Growing up in a rural area of N -E Pennsylvania my family celebrated twice, once on Dec. 25th and a second on January 7th, the latter we called Russian Christmas the heritage from my father. My parents came from different backgrounds; Mom’s parents were German protestants born in the USA and Dad’s family immigrants from Russia and Orthodox Christians .
My fondest memories were of Russian Christmas Eve when we went to our grandparents for a traditional supper. A table was set for all the family with a cloth spread over hay making for a lumpy surface for our table settings. They placed a blessed candle in a jar of rice that served two purposes, the second came at the evenings departure. There was a small bowl of raw garlic which I sometimes tasted while others devoured several cloves and the aroma pervaded the room. We stood around the table and the head of the house prayed in Russian; many years later we learned the mysterious prayer was The Lord’s Prayer. No meat, fish, eggs, or dairy were present as the fasting lasted until after midnight.
Seven courses were served, one at a time with plenty of Grandma’s homemade bread baked on a large cabbage leaf. The meal included: 1) butter beans, 2)peas, and 3)mushrooms each cooked in a light sweet tomato sauce, 4) peirogies with onions in butter sauce, 5)mashed potatoes, 6)oatmeal gravy (not my favorite), and 7)fried cabbage. We walked around the table three times putting the silverware under the cloth.
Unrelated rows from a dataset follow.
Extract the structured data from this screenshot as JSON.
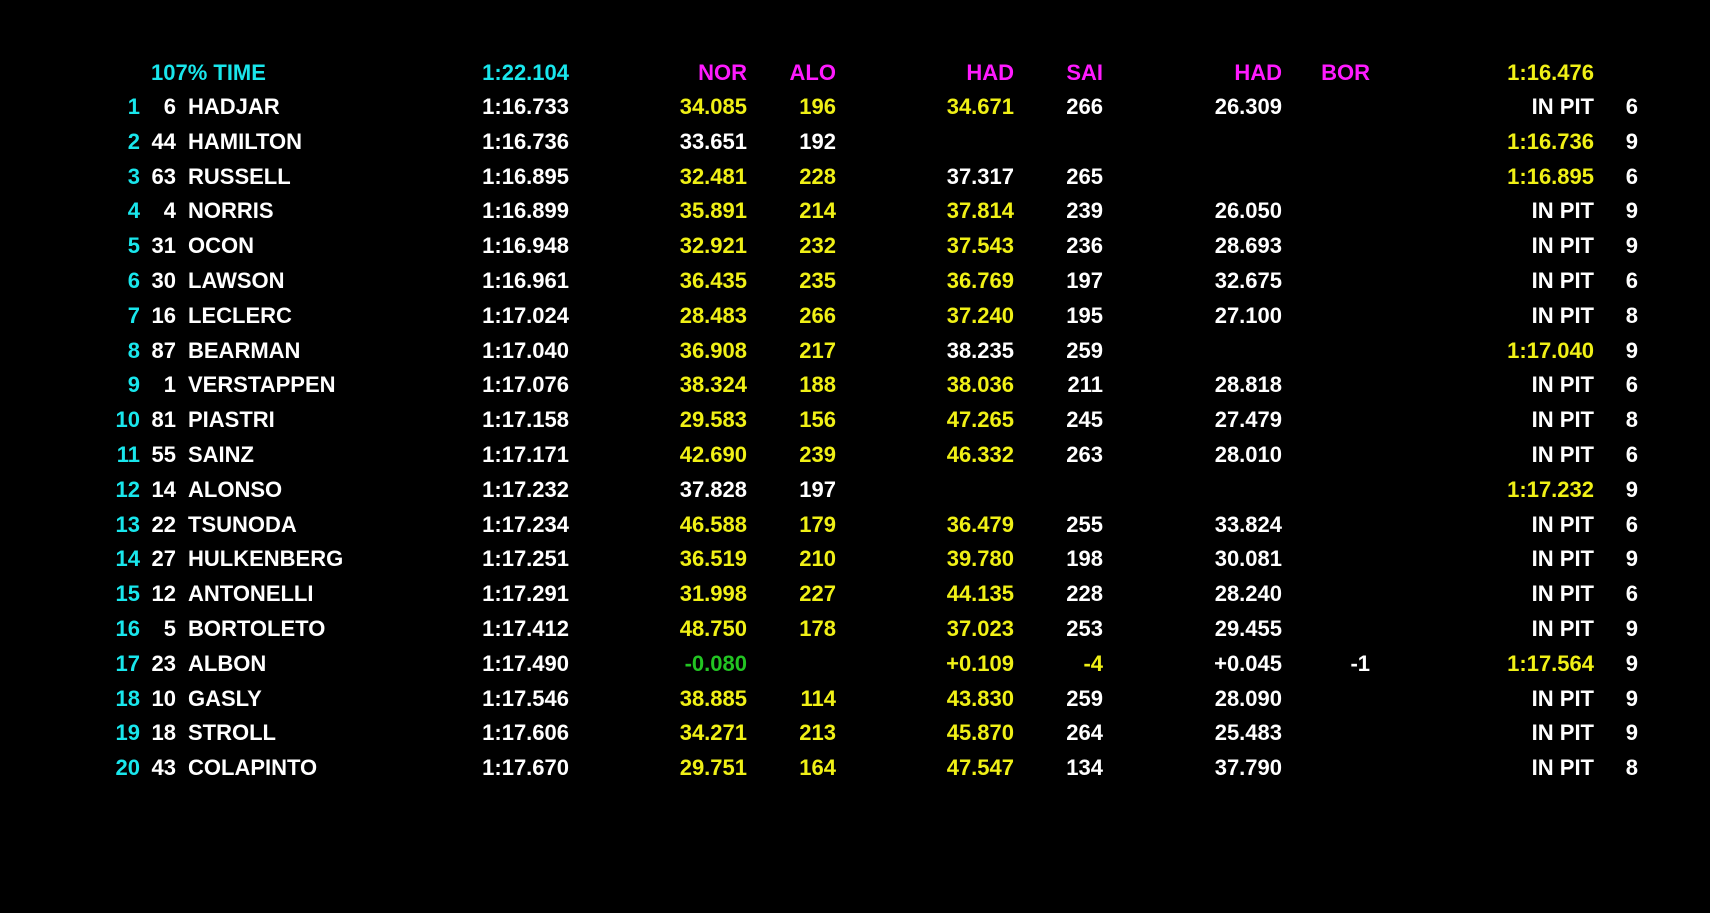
{
  "header": {
    "label": "107% TIME",
    "time": "1:22.104",
    "s1_leader": "NOR",
    "s1_second": "ALO",
    "s2_leader": "HAD",
    "s2_second": "SAI",
    "s3_leader": "HAD",
    "s3_second": "BOR",
    "best_time": "1:16.476"
  },
  "colors": {
    "cyan": "#19e6ec",
    "white": "#ffffff",
    "yellow": "#f0f016",
    "magenta": "#ff1aff",
    "green": "#22c422"
  },
  "rows": [
    {
      "pos": "1",
      "num": "6",
      "name": "HADJAR",
      "time": "1:16.733",
      "s1": "34.085",
      "s1c": "yellow",
      "s1d": "196",
      "s1dc": "yellow",
      "s2": "34.671",
      "s2c": "yellow",
      "s2d": "266",
      "s2dc": "white",
      "s3": "26.309",
      "s3c": "white",
      "s3d": "",
      "s3dc": "white",
      "last": "IN PIT",
      "lastc": "white",
      "laps": "6"
    },
    {
      "pos": "2",
      "num": "44",
      "name": "HAMILTON",
      "time": "1:16.736",
      "s1": "33.651",
      "s1c": "white",
      "s1d": "192",
      "s1dc": "white",
      "s2": "",
      "s2c": "white",
      "s2d": "",
      "s2dc": "white",
      "s3": "",
      "s3c": "white",
      "s3d": "",
      "s3dc": "white",
      "last": "1:16.736",
      "lastc": "yellow",
      "laps": "9"
    },
    {
      "pos": "3",
      "num": "63",
      "name": "RUSSELL",
      "time": "1:16.895",
      "s1": "32.481",
      "s1c": "yellow",
      "s1d": "228",
      "s1dc": "yellow",
      "s2": "37.317",
      "s2c": "white",
      "s2d": "265",
      "s2dc": "white",
      "s3": "",
      "s3c": "white",
      "s3d": "",
      "s3dc": "white",
      "last": "1:16.895",
      "lastc": "yellow",
      "laps": "6"
    },
    {
      "pos": "4",
      "num": "4",
      "name": "NORRIS",
      "time": "1:16.899",
      "s1": "35.891",
      "s1c": "yellow",
      "s1d": "214",
      "s1dc": "yellow",
      "s2": "37.814",
      "s2c": "yellow",
      "s2d": "239",
      "s2dc": "white",
      "s3": "26.050",
      "s3c": "white",
      "s3d": "",
      "s3dc": "white",
      "last": "IN PIT",
      "lastc": "white",
      "laps": "9"
    },
    {
      "pos": "5",
      "num": "31",
      "name": "OCON",
      "time": "1:16.948",
      "s1": "32.921",
      "s1c": "yellow",
      "s1d": "232",
      "s1dc": "yellow",
      "s2": "37.543",
      "s2c": "yellow",
      "s2d": "236",
      "s2dc": "white",
      "s3": "28.693",
      "s3c": "white",
      "s3d": "",
      "s3dc": "white",
      "last": "IN PIT",
      "lastc": "white",
      "laps": "9"
    },
    {
      "pos": "6",
      "num": "30",
      "name": "LAWSON",
      "time": "1:16.961",
      "s1": "36.435",
      "s1c": "yellow",
      "s1d": "235",
      "s1dc": "yellow",
      "s2": "36.769",
      "s2c": "yellow",
      "s2d": "197",
      "s2dc": "white",
      "s3": "32.675",
      "s3c": "white",
      "s3d": "",
      "s3dc": "white",
      "last": "IN PIT",
      "lastc": "white",
      "laps": "6"
    },
    {
      "pos": "7",
      "num": "16",
      "name": "LECLERC",
      "time": "1:17.024",
      "s1": "28.483",
      "s1c": "yellow",
      "s1d": "266",
      "s1dc": "yellow",
      "s2": "37.240",
      "s2c": "yellow",
      "s2d": "195",
      "s2dc": "white",
      "s3": "27.100",
      "s3c": "white",
      "s3d": "",
      "s3dc": "white",
      "last": "IN PIT",
      "lastc": "white",
      "laps": "8"
    },
    {
      "pos": "8",
      "num": "87",
      "name": "BEARMAN",
      "time": "1:17.040",
      "s1": "36.908",
      "s1c": "yellow",
      "s1d": "217",
      "s1dc": "yellow",
      "s2": "38.235",
      "s2c": "white",
      "s2d": "259",
      "s2dc": "white",
      "s3": "",
      "s3c": "white",
      "s3d": "",
      "s3dc": "white",
      "last": "1:17.040",
      "lastc": "yellow",
      "laps": "9"
    },
    {
      "pos": "9",
      "num": "1",
      "name": "VERSTAPPEN",
      "time": "1:17.076",
      "s1": "38.324",
      "s1c": "yellow",
      "s1d": "188",
      "s1dc": "yellow",
      "s2": "38.036",
      "s2c": "yellow",
      "s2d": "211",
      "s2dc": "white",
      "s3": "28.818",
      "s3c": "white",
      "s3d": "",
      "s3dc": "white",
      "last": "IN PIT",
      "lastc": "white",
      "laps": "6"
    },
    {
      "pos": "10",
      "num": "81",
      "name": "PIASTRI",
      "time": "1:17.158",
      "s1": "29.583",
      "s1c": "yellow",
      "s1d": "156",
      "s1dc": "yellow",
      "s2": "47.265",
      "s2c": "yellow",
      "s2d": "245",
      "s2dc": "white",
      "s3": "27.479",
      "s3c": "white",
      "s3d": "",
      "s3dc": "white",
      "last": "IN PIT",
      "lastc": "white",
      "laps": "8"
    },
    {
      "pos": "11",
      "num": "55",
      "name": "SAINZ",
      "time": "1:17.171",
      "s1": "42.690",
      "s1c": "yellow",
      "s1d": "239",
      "s1dc": "yellow",
      "s2": "46.332",
      "s2c": "yellow",
      "s2d": "263",
      "s2dc": "white",
      "s3": "28.010",
      "s3c": "white",
      "s3d": "",
      "s3dc": "white",
      "last": "IN PIT",
      "lastc": "white",
      "laps": "6"
    },
    {
      "pos": "12",
      "num": "14",
      "name": "ALONSO",
      "time": "1:17.232",
      "s1": "37.828",
      "s1c": "white",
      "s1d": "197",
      "s1dc": "white",
      "s2": "",
      "s2c": "white",
      "s2d": "",
      "s2dc": "white",
      "s3": "",
      "s3c": "white",
      "s3d": "",
      "s3dc": "white",
      "last": "1:17.232",
      "lastc": "yellow",
      "laps": "9"
    },
    {
      "pos": "13",
      "num": "22",
      "name": "TSUNODA",
      "time": "1:17.234",
      "s1": "46.588",
      "s1c": "yellow",
      "s1d": "179",
      "s1dc": "yellow",
      "s2": "36.479",
      "s2c": "yellow",
      "s2d": "255",
      "s2dc": "white",
      "s3": "33.824",
      "s3c": "white",
      "s3d": "",
      "s3dc": "white",
      "last": "IN PIT",
      "lastc": "white",
      "laps": "6"
    },
    {
      "pos": "14",
      "num": "27",
      "name": "HULKENBERG",
      "time": "1:17.251",
      "s1": "36.519",
      "s1c": "yellow",
      "s1d": "210",
      "s1dc": "yellow",
      "s2": "39.780",
      "s2c": "yellow",
      "s2d": "198",
      "s2dc": "white",
      "s3": "30.081",
      "s3c": "white",
      "s3d": "",
      "s3dc": "white",
      "last": "IN PIT",
      "lastc": "white",
      "laps": "9"
    },
    {
      "pos": "15",
      "num": "12",
      "name": "ANTONELLI",
      "time": "1:17.291",
      "s1": "31.998",
      "s1c": "yellow",
      "s1d": "227",
      "s1dc": "yellow",
      "s2": "44.135",
      "s2c": "yellow",
      "s2d": "228",
      "s2dc": "white",
      "s3": "28.240",
      "s3c": "white",
      "s3d": "",
      "s3dc": "white",
      "last": "IN PIT",
      "lastc": "white",
      "laps": "6"
    },
    {
      "pos": "16",
      "num": "5",
      "name": "BORTOLETO",
      "time": "1:17.412",
      "s1": "48.750",
      "s1c": "yellow",
      "s1d": "178",
      "s1dc": "yellow",
      "s2": "37.023",
      "s2c": "yellow",
      "s2d": "253",
      "s2dc": "white",
      "s3": "29.455",
      "s3c": "white",
      "s3d": "",
      "s3dc": "white",
      "last": "IN PIT",
      "lastc": "white",
      "laps": "9"
    },
    {
      "pos": "17",
      "num": "23",
      "name": "ALBON",
      "time": "1:17.490",
      "s1": "-0.080",
      "s1c": "green",
      "s1d": "",
      "s1dc": "white",
      "s2": "+0.109",
      "s2c": "yellow",
      "s2d": "-4",
      "s2dc": "yellow",
      "s3": "+0.045",
      "s3c": "white",
      "s3d": "-1",
      "s3dc": "white",
      "last": "1:17.564",
      "lastc": "yellow",
      "laps": "9"
    },
    {
      "pos": "18",
      "num": "10",
      "name": "GASLY",
      "time": "1:17.546",
      "s1": "38.885",
      "s1c": "yellow",
      "s1d": "114",
      "s1dc": "yellow",
      "s2": "43.830",
      "s2c": "yellow",
      "s2d": "259",
      "s2dc": "white",
      "s3": "28.090",
      "s3c": "white",
      "s3d": "",
      "s3dc": "white",
      "last": "IN PIT",
      "lastc": "white",
      "laps": "9"
    },
    {
      "pos": "19",
      "num": "18",
      "name": "STROLL",
      "time": "1:17.606",
      "s1": "34.271",
      "s1c": "yellow",
      "s1d": "213",
      "s1dc": "yellow",
      "s2": "45.870",
      "s2c": "yellow",
      "s2d": "264",
      "s2dc": "white",
      "s3": "25.483",
      "s3c": "white",
      "s3d": "",
      "s3dc": "white",
      "last": "IN PIT",
      "lastc": "white",
      "laps": "9"
    },
    {
      "pos": "20",
      "num": "43",
      "name": "COLAPINTO",
      "time": "1:17.670",
      "s1": "29.751",
      "s1c": "yellow",
      "s1d": "164",
      "s1dc": "yellow",
      "s2": "47.547",
      "s2c": "yellow",
      "s2d": "134",
      "s2dc": "white",
      "s3": "37.790",
      "s3c": "white",
      "s3d": "",
      "s3dc": "white",
      "last": "IN PIT",
      "lastc": "white",
      "laps": "8"
    }
  ]
}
I never knew why except nothing was washed until after Christmas Day.
Entertainment included being together with our cousins and Uncle Paul would draw us pictures. Later the choir from the church came and stood around in a circle in the kitchen singing hymns and also some comical songs. Some of them were dressed in traditional Russian outfits and did tricks and acted silly. They had usually been imbibing of spirits in each home they visited. I can picture the group of twenty or more in Grandma’s kitchen.
After midnight with the fast over we all received candy. Presents were given to our aunts & uncles, just small practical gifts like nylon stockings & socks which my mother stopped to buy on the way there where clothing and shoes could be purchased in sizes from infant to adult. We lovingly called it the Jew store and another up the street for toys. That was the only time my mother ever drank an alcoholic beverage not wanting to insult the husband & wife by refusing a small glass of Manichevitz wine. The last thing was blowing out the candle held by the oldest person and we all lined up to see if the smoke went out the door or straight up or into the house which according to custom meant a family member would move out or stay.
The Russian Christmas Eve supper continued at my parents home after our grandmother passed on. The choir no longer came and it was just my siblings and a few close relatives less hay under the tablecloth but otherwise the same and each of us blew out the candle.
Last year was the first year I made the supper for our family and tomorrow night we’ll continue the tradition. Dad and Mom have passed on but somehow they seem present and approve of our carrying on as usual. And we’ll all be blowing out the candle.
2 thoughts on “Russian Christmas Eve: January Sixth”
How beautiful a tradition, and something I knew nothing about, thank you for sharing such a personal and fascinating memory.
I truly appreciate your comment. Thank you!